▸ **What the task requires**: Going line by line through the data below, how many lines contain the word "value"? Give only the number.
'''
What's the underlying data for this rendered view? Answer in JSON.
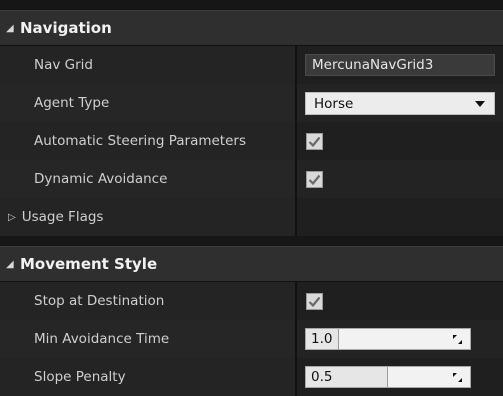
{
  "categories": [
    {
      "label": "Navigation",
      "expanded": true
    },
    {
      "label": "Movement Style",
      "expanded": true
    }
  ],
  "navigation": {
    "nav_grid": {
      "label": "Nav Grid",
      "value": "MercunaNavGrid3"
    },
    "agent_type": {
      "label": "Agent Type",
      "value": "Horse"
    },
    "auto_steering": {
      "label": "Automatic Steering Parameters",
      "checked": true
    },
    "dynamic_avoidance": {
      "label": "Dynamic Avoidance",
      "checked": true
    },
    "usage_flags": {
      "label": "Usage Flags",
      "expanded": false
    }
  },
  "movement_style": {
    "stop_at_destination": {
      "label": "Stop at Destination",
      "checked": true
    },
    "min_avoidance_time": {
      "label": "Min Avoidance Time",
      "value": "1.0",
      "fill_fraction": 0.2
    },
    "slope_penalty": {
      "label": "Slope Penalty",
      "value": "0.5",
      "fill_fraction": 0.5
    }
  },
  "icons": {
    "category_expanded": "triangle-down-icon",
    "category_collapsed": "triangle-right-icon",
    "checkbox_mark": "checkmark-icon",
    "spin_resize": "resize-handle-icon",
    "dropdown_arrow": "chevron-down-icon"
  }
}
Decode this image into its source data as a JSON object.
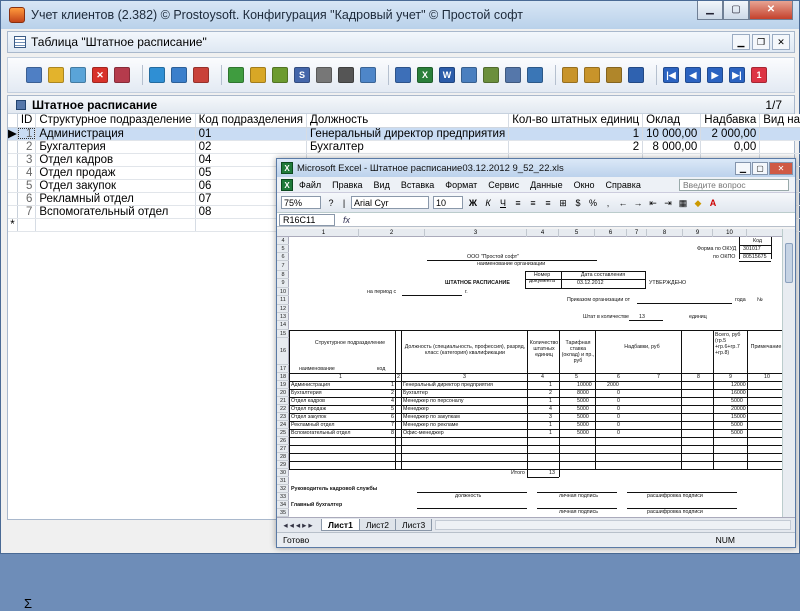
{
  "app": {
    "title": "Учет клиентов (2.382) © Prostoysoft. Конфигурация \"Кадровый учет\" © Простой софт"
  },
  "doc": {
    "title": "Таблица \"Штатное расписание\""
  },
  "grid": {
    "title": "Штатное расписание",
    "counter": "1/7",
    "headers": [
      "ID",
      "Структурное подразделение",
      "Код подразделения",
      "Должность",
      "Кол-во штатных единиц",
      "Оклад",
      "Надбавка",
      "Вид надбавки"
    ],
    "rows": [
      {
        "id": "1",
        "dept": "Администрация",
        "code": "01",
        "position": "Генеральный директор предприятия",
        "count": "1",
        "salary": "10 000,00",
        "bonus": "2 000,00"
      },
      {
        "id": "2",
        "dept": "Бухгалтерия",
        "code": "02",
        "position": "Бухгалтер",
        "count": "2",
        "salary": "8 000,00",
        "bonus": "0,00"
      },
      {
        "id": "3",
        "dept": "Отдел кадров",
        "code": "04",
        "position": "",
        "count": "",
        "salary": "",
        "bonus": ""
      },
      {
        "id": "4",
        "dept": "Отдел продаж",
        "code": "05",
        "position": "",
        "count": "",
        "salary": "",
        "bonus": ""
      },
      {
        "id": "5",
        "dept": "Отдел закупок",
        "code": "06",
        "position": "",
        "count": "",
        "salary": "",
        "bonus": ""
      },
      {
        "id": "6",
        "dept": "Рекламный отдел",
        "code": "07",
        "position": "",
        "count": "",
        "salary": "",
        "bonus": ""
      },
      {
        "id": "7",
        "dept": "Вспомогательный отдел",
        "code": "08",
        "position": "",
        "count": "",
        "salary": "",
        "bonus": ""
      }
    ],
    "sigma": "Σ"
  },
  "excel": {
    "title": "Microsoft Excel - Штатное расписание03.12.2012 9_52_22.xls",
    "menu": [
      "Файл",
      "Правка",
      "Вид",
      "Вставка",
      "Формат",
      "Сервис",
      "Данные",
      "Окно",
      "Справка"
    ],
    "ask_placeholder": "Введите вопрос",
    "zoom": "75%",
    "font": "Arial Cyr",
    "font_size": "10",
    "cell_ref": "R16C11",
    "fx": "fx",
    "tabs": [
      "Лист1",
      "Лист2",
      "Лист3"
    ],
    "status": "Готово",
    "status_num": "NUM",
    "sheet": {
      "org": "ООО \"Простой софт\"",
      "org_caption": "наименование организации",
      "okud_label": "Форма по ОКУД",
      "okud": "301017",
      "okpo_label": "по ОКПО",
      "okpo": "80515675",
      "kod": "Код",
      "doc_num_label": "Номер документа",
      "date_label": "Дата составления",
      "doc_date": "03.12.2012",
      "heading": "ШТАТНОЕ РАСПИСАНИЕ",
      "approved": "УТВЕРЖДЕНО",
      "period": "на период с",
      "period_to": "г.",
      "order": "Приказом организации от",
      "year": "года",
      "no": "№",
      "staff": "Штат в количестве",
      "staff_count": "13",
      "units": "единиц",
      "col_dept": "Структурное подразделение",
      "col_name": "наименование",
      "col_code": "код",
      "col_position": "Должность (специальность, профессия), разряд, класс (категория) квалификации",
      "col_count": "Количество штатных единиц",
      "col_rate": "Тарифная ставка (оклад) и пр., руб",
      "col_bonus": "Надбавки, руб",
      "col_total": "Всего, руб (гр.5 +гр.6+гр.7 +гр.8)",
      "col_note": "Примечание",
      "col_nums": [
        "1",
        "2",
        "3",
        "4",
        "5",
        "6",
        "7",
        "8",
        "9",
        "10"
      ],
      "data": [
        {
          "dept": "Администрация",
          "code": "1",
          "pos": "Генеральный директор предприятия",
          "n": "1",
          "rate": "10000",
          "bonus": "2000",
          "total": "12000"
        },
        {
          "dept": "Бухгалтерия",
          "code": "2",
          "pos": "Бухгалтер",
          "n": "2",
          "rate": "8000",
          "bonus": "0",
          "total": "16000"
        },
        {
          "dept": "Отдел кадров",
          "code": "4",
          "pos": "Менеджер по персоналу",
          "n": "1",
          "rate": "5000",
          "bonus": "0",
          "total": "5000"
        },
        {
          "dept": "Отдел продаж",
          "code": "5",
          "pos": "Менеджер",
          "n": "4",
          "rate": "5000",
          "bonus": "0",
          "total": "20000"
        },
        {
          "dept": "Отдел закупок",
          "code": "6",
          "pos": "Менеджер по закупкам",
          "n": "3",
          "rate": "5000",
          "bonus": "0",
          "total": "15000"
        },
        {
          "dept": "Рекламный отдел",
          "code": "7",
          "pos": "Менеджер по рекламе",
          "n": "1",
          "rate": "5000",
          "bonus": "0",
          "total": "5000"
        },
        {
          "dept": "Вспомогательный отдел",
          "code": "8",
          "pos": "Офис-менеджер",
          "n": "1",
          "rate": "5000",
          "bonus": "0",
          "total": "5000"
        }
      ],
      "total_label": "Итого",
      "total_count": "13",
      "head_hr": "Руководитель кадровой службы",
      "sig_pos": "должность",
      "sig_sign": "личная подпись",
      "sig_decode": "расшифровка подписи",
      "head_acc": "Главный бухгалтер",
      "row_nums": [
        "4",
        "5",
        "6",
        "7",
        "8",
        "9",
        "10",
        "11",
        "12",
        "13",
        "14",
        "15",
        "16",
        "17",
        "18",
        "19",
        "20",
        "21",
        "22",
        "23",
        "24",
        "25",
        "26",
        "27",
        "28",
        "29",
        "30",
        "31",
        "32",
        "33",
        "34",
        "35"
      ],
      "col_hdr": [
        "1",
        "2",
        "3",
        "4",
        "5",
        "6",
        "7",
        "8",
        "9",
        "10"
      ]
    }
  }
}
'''
▸ **Answer**: 4